June 4, 2012 Julie Childers,Vice-President of Engineering at Knoxville Utilities Board spoke about KUB’s Century II Water Asset Management Program.
n 2007, KUB
began an emphasis on developing an asset management and life-cycle replacement program, which was named Century II, for its focus on a new century of providing utility service. Due to the success of the Pace10 program for wastewater, the asset management programs for the other 3 utilities, electric, gas, and water, would be based on the same formula. This presentation described the
Century II program for KUB’s water system. The goal of Century II for water is the identification and replacement or repair of water lines that are past their useful life, for two reasons:
educe the frequency of water line breaks, which cause traffic and neighborhood disruption, as well as water service interruptions.
educe the amount of water loss from KUB’s system, which will improve operational efficiency and meet new regulatory requirements.

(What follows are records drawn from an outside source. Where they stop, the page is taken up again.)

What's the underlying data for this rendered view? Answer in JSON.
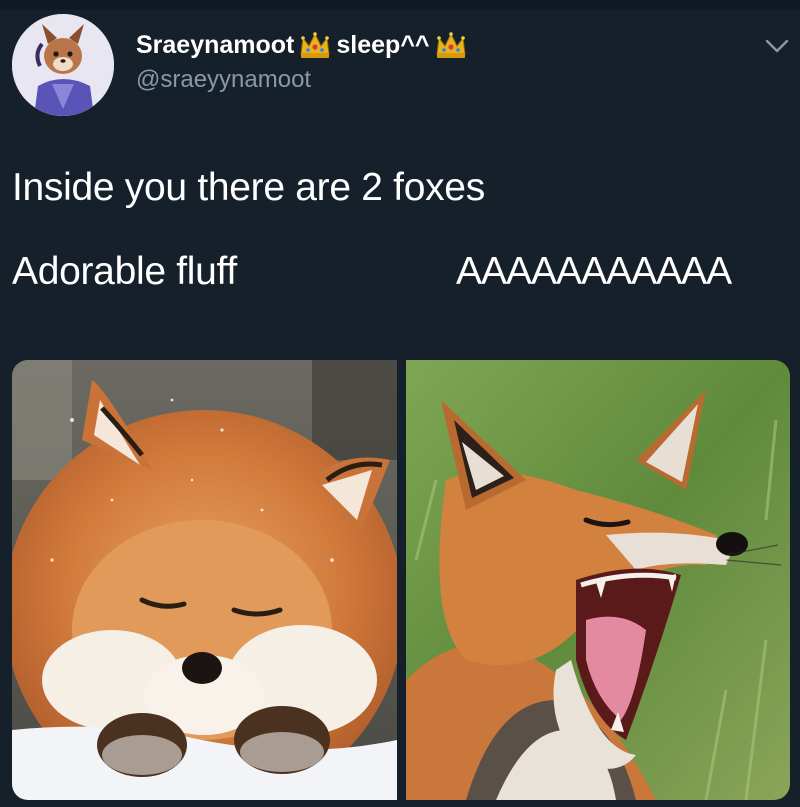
{
  "tweet": {
    "author": {
      "display_name_part1": "Sraeynamoot",
      "display_name_part2": "sleep^^",
      "handle": "@sraeyynamoot",
      "badge_icon": "crown-icon"
    },
    "text": "Inside you there are 2 foxes",
    "labels": {
      "left": "Adorable fluff",
      "right": "AAAAAAAAAAA"
    },
    "media": [
      {
        "subject": "sleepy-fox-photo"
      },
      {
        "subject": "yawning-fox-photo"
      }
    ]
  },
  "colors": {
    "background": "#15202b",
    "secondary_text": "#8899a6",
    "primary_text": "#ffffff"
  }
}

t was interesting to note that the value of the water lost was not great enough to justify the program and the major benefits will be in reduced maintenance and more capacity in soma areas in the future.

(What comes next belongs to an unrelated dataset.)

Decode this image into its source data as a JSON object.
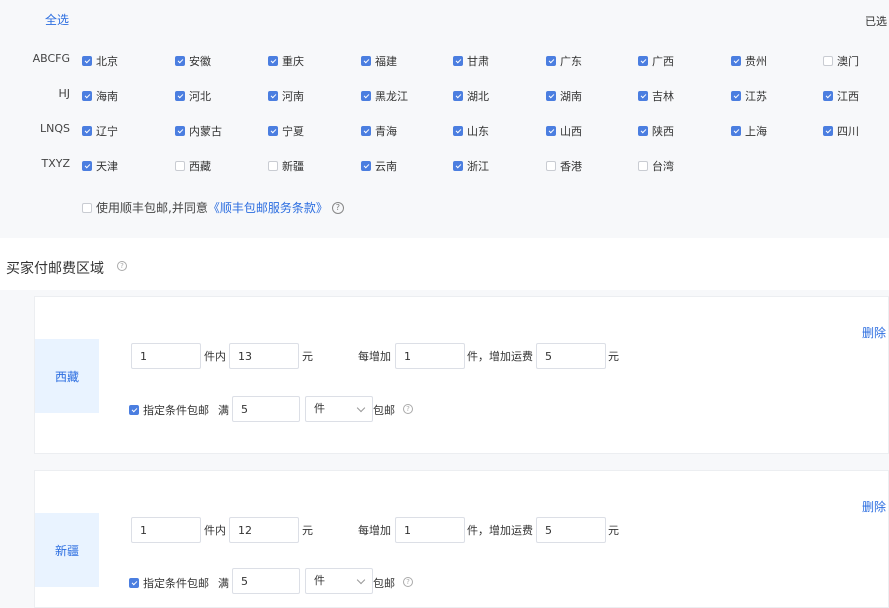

June 11,2012. Brent Wood and Michael Pannell of S&ME.Inc. Described two dam removal projects. We think of dams as permanent structures but on a geological time scale they are temporary. Catastrophic failure is an undesirable end for a dam so the removal of an existing dam should be carefully considered. The goal was to reproduce the conditions of a natural stream as compensation for loss of a natural stream at another location.
On June 18, 2012. Bill Marrison, President, Metropolitan Knoxville Airport Authority gave us a history of the McGhee Tyson airport. He discussed the reason for high fares from Knoxville – the market will bear them. An airport in OakRidge would serve nonscheduled airplanes and would be beneficial to the area.
he name “Mcghee Tyson” will not be changed because it would result in Tyson park reverting back to the family of McGhee Tyson.
As a child, I, Bob Scott, recall seeing an air show on Sutherland Avenue in Knoxville so, for me, the history of Knoxville’s airport was interesting).
On June 25, 2012 John Schwartz, PhD, PE, UTK Dept. of Civil and Environmental Engineering spoke on the topic “Use of Fish Functional Traits to Associate In-Stream Suspended Sediment Transport Metrics with Biological Impairment”.
his unlikely sounding topic was
interesting. There is no one suspended sediment number which will describe the desired effect on wildlife. The kind of wildlife and the kind of stream determine what suspended solids are acceptable and the level and duration of high levels are more important than the average level of suspended solids. Some suspended sediment is good for some species and the conclusion was that there is not a single level of suspended solids that would represent a correct amount.
r. Schwartz is an active member of the American Society of Civil Engineers, serving on the River Restoration Committee and the Urban Water Resources Research Council (UWRRC). He is Co-Chair of
the Urban Streams Standing Committee (UWRRC), and is leading an effort to produce a guidance manual on assessment and monitoring of urban stream restoration projects.
On June 13, 2012 Katherine Ferris Scott died at the age of 101. She was the mother of Bob Scott, current TSK secretary, and the last surviving child of Charles Ferris, founder of the Technical Society.